In-home dementia care can be flexible, so costs for seniors who need minimal help, or who don’t require 24-hour supervision, will often be lower than those of a memory care community. However, if an elderly loved one needs full-time care, mobility support, or help with incontinence, memory care will often be less expensive than hiring a home care aide — especially when you consider amenities that may not be available at home. There are a surprising number of ways to pay for memory care.

While communities vary, memory care typically offers meals, assistance with ADLs, and transportation, in addition to unique features tailored to seniors with cognitive impairment:

  • Comprehensive staff training to support the specific needs of residents with dementia
  • Full-time supervision to prevent elopement
  • A high staff-to-resident ratio
  • Specially designed spaces to ease anxiety and agitation
  • Safety features, which may include alarmed doors and in-room emergency call systems
  • Dementia-specific activity programming
  • Unique building layouts that simplify navigation, encourage social interaction, and provide a safe space for residents

Help understanding in-home dementia care costs

Budgeting for the cost of dementia care can be complicated, especially if your loved one’s condition is constantly evolving. For more information about dementia care costs specific to your family’s needs, reach out to one of A Place for Mom’s Senior Living Advisors to discuss memory care and in-home dementia care — all at no cost to your family.

SHARE THE ARTICLE

  1. Alzheimer’s Association. (2023). 2023 Alzheimer’s Disease Facts and Figures.

  2. 10 conversations with various home care agencies. (2022, October). Personal communication [Phone].
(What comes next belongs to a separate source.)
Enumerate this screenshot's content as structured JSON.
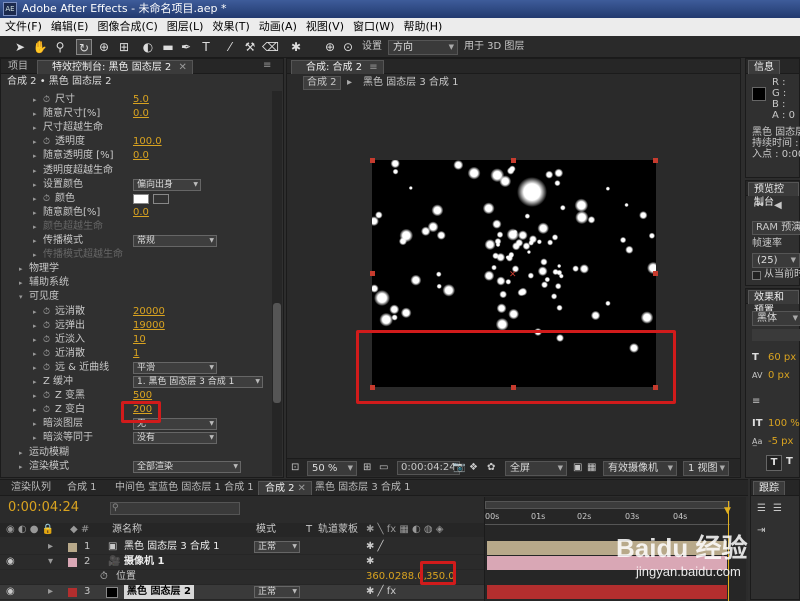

  3. National Alliance for Caregiving & Caring Across Generations. (2019, November 26). New research shines a light on a forgotten generation – GenX caregivers ”sandwiched’ between kids and parents.

  4. Mahoney, R., Regan, C., Katona, C., & Livingston, G. (2005, September 13). Anxiety and depression in family caregivers of people with Alzheimer’s disease. American Journal of Geriatric Psychiatry.

  5. Wong, W. (2020, August 17). Economic burden of Alzheimer disease and managed care considerations. American Journal of Managed Care.

Meet the Author
Claire Samuels

Claire Samuels is a former senior copywriter at A Place for Mom, where she helped guide families through the dementia and memory care journey. Before transitioning to writing, she gained industry insight as an account executive for senior living communities across the Midwest. She holds a degree from Davidson College.

Edited by

Leah Hallstrom

Reviewed by

Adria Thompson, Certified Dementia Practitioner

The information contained on this page is for informational purposes only and is not intended to constitute medical, legal or financial advice or create a professional relationship between A Place for Mom and the reader. Always seek the advice of your health care provider, attorney or financial advisor with respect to any particular matter, and do not act or refrain from acting on the basis of anything you have read on this site. Links to third-party websites are only for the convenience of the reader; A Place for Mom does not endorse the contents of the third-party sites.

Make the best senior care decision